Page and application data records:
====

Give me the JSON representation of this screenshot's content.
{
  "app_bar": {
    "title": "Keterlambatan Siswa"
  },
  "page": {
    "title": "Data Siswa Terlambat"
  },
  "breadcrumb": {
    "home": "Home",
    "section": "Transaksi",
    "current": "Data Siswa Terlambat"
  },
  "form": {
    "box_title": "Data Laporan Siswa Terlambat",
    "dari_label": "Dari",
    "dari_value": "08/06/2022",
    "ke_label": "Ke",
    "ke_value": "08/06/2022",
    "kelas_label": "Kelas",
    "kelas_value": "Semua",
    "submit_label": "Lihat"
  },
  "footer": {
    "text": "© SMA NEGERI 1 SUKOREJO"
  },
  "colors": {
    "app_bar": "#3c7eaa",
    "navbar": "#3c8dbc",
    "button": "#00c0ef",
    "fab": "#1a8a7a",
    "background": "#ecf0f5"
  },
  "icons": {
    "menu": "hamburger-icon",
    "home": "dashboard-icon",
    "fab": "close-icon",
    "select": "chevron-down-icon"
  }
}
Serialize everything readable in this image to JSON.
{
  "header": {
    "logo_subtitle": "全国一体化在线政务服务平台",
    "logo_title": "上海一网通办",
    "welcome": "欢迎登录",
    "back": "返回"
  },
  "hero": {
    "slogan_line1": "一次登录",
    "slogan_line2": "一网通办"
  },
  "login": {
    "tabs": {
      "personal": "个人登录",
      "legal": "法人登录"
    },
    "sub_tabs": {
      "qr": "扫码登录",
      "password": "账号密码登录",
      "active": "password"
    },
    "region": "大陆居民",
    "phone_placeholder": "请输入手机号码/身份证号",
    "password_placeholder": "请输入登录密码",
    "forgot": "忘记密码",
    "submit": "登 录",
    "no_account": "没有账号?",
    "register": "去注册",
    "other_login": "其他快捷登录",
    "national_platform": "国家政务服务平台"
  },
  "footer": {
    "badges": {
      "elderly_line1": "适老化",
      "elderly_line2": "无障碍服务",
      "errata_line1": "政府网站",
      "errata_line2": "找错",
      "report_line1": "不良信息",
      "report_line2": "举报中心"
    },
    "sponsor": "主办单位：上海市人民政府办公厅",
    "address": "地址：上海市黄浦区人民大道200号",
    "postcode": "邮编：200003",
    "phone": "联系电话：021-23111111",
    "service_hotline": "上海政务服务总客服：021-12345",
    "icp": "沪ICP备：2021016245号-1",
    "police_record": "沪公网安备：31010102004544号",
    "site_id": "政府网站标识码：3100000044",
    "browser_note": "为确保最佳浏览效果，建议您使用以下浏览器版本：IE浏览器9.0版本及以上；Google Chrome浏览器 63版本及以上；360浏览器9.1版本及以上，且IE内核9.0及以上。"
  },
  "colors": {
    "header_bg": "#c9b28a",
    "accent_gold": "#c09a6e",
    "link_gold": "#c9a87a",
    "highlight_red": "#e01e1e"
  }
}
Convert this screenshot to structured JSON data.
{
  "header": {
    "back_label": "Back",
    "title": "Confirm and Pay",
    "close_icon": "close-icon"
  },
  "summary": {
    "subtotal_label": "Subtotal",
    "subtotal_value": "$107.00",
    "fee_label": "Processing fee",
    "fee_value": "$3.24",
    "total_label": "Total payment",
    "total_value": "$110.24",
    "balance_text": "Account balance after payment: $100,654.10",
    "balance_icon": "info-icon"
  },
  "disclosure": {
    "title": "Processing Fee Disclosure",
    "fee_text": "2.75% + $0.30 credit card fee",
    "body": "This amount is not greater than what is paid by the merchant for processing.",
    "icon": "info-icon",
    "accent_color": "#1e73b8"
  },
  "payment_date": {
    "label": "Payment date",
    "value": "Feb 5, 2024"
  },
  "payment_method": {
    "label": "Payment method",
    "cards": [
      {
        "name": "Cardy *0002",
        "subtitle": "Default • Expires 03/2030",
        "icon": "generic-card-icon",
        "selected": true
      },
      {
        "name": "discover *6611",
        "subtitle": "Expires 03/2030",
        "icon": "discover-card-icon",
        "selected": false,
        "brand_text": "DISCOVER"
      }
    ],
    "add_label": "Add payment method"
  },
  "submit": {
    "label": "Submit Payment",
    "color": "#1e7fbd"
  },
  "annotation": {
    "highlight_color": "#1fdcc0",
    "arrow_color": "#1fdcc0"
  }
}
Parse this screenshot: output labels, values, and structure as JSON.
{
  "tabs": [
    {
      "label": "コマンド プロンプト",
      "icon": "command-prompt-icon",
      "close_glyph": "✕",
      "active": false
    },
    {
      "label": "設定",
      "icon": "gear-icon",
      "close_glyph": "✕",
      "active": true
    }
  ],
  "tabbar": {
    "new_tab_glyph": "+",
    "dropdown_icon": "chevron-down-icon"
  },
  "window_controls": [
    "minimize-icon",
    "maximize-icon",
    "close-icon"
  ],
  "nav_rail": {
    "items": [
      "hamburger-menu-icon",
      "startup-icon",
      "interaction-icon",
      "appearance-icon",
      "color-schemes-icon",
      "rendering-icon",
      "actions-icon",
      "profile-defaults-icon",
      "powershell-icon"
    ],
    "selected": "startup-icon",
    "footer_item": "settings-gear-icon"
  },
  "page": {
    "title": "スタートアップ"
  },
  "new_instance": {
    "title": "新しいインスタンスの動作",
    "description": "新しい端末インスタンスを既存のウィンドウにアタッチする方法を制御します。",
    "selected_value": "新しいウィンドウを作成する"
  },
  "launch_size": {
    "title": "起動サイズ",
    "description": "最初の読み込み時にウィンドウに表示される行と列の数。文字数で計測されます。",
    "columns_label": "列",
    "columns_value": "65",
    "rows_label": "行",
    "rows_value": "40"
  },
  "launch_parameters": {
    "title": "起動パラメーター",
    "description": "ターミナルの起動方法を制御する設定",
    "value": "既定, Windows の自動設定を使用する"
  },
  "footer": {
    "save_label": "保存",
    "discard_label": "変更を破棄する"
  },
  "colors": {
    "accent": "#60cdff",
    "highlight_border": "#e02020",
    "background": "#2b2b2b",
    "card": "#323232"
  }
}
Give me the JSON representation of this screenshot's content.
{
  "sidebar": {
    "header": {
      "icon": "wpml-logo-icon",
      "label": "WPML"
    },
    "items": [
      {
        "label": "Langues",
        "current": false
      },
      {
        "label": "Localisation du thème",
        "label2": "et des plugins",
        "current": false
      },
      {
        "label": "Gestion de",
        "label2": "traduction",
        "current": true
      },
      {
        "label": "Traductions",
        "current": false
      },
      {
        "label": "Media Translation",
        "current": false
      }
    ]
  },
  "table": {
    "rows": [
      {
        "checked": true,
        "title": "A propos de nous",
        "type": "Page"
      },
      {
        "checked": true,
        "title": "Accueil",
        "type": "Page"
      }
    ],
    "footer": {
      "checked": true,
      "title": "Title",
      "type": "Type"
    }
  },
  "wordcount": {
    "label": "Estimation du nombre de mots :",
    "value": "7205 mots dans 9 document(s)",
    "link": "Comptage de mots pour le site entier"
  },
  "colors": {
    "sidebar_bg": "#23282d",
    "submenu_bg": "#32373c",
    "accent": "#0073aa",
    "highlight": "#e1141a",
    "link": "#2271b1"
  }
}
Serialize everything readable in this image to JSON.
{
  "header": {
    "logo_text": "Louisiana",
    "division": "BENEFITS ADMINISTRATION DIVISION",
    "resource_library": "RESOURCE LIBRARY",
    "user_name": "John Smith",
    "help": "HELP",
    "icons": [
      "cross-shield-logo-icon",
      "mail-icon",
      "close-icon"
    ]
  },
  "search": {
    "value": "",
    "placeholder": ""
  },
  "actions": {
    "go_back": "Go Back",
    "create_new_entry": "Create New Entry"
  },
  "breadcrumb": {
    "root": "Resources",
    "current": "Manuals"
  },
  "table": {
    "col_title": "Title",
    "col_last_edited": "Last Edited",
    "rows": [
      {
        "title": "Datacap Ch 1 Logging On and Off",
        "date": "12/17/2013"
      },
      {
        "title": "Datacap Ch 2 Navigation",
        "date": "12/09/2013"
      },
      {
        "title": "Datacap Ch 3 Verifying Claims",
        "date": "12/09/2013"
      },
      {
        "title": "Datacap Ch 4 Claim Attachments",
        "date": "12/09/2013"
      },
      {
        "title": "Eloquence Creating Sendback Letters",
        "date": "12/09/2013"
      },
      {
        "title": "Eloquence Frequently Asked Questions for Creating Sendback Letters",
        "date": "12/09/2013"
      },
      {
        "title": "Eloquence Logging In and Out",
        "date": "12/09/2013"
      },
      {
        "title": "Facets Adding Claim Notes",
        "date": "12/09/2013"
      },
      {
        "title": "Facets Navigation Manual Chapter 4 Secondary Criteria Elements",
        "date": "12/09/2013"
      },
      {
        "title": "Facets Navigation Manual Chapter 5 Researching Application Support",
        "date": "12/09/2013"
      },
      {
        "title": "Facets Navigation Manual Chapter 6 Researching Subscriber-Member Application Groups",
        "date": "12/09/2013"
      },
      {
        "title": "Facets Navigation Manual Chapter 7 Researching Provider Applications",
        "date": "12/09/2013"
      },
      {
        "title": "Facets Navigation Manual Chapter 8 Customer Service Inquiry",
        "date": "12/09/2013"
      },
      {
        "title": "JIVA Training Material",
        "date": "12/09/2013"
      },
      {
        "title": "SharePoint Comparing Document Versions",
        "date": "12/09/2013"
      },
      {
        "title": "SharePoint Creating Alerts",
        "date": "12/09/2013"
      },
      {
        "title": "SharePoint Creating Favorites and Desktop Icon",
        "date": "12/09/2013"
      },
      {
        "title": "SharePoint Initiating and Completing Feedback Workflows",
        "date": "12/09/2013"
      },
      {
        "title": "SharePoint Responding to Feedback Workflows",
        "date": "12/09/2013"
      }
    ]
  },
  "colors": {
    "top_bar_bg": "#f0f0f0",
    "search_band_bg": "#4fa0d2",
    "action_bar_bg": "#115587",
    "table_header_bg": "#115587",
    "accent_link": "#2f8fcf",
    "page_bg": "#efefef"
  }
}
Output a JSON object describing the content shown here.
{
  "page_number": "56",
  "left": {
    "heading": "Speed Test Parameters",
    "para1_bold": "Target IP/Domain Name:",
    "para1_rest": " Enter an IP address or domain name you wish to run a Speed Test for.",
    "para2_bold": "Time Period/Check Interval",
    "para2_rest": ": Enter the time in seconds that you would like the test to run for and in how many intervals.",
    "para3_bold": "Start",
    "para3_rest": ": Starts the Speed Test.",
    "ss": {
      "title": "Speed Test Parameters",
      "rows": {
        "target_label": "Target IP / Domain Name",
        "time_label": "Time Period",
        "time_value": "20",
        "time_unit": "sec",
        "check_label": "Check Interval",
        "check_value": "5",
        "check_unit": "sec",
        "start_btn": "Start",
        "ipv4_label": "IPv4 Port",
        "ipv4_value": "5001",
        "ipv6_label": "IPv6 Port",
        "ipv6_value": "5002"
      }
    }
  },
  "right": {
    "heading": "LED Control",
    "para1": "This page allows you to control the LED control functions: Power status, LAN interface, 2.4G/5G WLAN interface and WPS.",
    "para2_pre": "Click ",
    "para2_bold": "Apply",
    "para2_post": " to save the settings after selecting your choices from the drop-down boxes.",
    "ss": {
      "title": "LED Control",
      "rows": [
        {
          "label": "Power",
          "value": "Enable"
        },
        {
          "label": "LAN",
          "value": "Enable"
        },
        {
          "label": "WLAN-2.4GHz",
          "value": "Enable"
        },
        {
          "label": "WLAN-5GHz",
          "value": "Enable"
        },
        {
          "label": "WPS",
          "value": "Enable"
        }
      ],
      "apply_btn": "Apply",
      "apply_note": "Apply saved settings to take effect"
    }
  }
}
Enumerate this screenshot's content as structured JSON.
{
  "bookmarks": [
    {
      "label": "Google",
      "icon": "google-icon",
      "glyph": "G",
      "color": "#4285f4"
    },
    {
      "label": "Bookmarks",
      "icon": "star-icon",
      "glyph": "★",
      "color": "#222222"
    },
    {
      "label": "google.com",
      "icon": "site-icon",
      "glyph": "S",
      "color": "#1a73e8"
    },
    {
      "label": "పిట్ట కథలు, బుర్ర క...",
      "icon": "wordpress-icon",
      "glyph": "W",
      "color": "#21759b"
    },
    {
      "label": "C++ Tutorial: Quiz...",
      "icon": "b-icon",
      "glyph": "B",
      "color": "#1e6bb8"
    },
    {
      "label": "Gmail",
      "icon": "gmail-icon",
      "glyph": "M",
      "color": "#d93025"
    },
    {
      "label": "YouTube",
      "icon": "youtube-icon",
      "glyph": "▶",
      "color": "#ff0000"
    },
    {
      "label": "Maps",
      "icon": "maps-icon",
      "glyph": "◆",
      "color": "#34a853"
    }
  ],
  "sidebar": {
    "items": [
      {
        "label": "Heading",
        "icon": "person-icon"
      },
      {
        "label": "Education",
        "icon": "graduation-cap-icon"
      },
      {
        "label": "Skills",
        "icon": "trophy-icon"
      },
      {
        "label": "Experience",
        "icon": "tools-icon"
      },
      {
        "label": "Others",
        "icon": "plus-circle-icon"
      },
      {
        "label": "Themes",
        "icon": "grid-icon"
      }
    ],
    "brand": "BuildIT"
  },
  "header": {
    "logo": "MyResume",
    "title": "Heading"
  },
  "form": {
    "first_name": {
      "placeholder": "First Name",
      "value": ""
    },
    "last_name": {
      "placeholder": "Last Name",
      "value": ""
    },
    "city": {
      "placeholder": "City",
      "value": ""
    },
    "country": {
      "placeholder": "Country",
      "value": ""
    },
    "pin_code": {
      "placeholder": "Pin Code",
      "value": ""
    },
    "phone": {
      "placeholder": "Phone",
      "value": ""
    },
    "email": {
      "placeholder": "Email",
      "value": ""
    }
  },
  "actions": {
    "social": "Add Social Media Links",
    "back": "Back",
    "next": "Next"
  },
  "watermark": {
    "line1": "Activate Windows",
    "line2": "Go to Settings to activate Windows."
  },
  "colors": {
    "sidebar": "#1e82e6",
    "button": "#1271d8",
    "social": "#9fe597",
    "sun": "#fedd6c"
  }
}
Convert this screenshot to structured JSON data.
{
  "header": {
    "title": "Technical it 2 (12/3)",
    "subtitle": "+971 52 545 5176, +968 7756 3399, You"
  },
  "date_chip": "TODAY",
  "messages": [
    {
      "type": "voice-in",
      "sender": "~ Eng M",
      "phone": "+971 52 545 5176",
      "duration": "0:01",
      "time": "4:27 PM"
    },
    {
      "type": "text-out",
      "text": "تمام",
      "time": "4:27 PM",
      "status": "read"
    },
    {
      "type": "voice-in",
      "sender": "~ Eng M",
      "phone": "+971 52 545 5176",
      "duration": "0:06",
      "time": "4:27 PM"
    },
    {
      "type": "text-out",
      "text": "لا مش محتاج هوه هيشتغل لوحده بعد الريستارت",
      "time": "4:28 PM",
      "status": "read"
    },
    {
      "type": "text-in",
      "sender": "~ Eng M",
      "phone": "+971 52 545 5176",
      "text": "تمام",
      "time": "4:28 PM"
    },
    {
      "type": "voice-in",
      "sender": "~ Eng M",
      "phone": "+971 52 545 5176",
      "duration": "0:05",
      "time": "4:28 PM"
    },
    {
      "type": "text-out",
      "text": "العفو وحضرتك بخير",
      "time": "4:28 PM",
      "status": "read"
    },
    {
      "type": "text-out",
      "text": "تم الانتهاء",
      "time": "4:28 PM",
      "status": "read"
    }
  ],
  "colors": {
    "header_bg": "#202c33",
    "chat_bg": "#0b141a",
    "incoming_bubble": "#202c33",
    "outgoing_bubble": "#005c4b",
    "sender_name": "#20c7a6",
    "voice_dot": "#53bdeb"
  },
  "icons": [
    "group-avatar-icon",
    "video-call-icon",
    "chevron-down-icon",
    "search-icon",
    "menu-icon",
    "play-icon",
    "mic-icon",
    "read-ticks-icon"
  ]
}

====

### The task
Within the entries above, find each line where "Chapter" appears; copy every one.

### Reply
        "title": "Facets Navigation Manual Chapter 4 Secondary Criteria Elements",
        "title": "Facets Navigation Manual Chapter 5 Researching Application Support",
        "title": "Facets Navigation Manual Chapter 6 Researching Subscriber-Member Application Groups",
        "title": "Facets Navigation Manual Chapter 7 Researching Provider Applications",
        "title": "Facets Navigation Manual Chapter 8 Customer Service Inquiry",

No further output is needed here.